## What you have to do
Write out the entries once more, exactly as they appear.

─── Data section ───

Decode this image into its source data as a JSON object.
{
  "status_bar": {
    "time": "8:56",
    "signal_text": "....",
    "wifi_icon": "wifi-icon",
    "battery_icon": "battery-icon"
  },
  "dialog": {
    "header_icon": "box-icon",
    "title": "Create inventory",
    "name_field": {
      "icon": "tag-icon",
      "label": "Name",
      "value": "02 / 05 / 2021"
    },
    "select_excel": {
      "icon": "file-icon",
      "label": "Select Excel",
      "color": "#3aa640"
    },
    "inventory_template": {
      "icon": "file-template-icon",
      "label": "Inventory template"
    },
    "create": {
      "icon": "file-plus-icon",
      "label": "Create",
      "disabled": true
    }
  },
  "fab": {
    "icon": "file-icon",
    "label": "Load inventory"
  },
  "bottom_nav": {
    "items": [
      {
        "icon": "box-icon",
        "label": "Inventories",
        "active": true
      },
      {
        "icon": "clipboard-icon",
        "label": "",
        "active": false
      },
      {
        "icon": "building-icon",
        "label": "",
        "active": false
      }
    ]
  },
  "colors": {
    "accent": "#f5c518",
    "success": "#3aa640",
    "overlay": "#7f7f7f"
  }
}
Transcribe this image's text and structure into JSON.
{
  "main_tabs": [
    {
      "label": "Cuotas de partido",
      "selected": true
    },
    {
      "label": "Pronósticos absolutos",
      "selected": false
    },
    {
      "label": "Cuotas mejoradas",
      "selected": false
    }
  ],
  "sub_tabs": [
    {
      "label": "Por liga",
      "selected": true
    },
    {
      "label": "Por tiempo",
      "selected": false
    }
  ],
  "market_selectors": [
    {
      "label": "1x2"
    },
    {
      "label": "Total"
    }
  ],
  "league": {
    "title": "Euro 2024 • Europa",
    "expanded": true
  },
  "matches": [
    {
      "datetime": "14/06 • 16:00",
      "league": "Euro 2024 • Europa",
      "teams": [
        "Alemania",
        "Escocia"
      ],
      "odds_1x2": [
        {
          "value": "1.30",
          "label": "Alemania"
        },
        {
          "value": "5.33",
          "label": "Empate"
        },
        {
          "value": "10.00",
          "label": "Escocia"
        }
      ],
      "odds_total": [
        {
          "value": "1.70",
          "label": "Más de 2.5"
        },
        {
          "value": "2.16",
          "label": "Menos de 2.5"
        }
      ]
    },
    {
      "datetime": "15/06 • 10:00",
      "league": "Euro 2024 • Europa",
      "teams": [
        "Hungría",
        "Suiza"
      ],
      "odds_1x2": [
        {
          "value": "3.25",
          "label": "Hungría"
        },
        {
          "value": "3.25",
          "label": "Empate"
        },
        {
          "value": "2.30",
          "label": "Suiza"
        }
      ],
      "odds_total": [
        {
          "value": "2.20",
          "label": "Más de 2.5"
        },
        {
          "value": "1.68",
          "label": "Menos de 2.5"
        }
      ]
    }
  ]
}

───

## Exercise result
Decode this image into its source data as a JSON object.
{
  "status_bar": {
    "time": "8:56",
    "signal_text": "....",
    "wifi_icon": "wifi-icon",
    "battery_icon": "battery-icon"
  },
  "dialog": {
    "header_icon": "box-icon",
    "title": "Create inventory",
    "name_field": {
      "icon": "tag-icon",
      "label": "Name",
      "value": "02 / 05 / 2021"
    },
    "select_excel": {
      "icon": "file-icon",
      "label": "Select Excel",
      "color": "#3aa640"
    },
    "inventory_template": {
      "icon": "file-template-icon",
      "label": "Inventory template"
    },
    "create": {
      "icon": "file-plus-icon",
      "label": "Create",
      "disabled": true
    }
  },
  "fab": {
    "icon": "file-icon",
    "label": "Load inventory"
  },
  "bottom_nav": {
    "items": [
      {
        "icon": "box-icon",
        "label": "Inventories",
        "active": true
      },
      {
        "icon": "clipboard-icon",
        "label": "",
        "active": false
      },
      {
        "icon": "building-icon",
        "label": "",
        "active": false
      }
    ]
  },
  "colors": {
    "accent": "#f5c518",
    "success": "#3aa640",
    "overlay": "#7f7f7f"
  }
}
Transcribe this image's text and structure into JSON.
{
  "main_tabs": [
    {
      "label": "Cuotas de partido",
      "selected": true
    },
    {
      "label": "Pronósticos absolutos",
      "selected": false
    },
    {
      "label": "Cuotas mejoradas",
      "selected": false
    }
  ],
  "sub_tabs": [
    {
      "label": "Por liga",
      "selected": true
    },
    {
      "label": "Por tiempo",
      "selected": false
    }
  ],
  "market_selectors": [
    {
      "label": "1x2"
    },
    {
      "label": "Total"
    }
  ],
  "league": {
    "title": "Euro 2024 • Europa",
    "expanded": true
  },
  "matches": [
    {
      "datetime": "14/06 • 16:00",
      "league": "Euro 2024 • Europa",
      "teams": [
        "Alemania",
        "Escocia"
      ],
      "odds_1x2": [
        {
          "value": "1.30",
          "label": "Alemania"
        },
        {
          "value": "5.33",
          "label": "Empate"
        },
        {
          "value": "10.00",
          "label": "Escocia"
        }
      ],
      "odds_total": [
        {
          "value": "1.70",
          "label": "Más de 2.5"
        },
        {
          "value": "2.16",
          "label": "Menos de 2.5"
        }
      ]
    },
    {
      "datetime": "15/06 • 10:00",
      "league": "Euro 2024 • Europa",
      "teams": [
        "Hungría",
        "Suiza"
      ],
      "odds_1x2": [
        {
          "value": "3.25",
          "label": "Hungría"
        },
        {
          "value": "3.25",
          "label": "Empate"
        },
        {
          "value": "2.30",
          "label": "Suiza"
        }
      ],
      "odds_total": [
        {
          "value": "2.20",
          "label": "Más de 2.5"
        },
        {
          "value": "1.68",
          "label": "Menos de 2.5"
        }
      ]
    }
  ]
}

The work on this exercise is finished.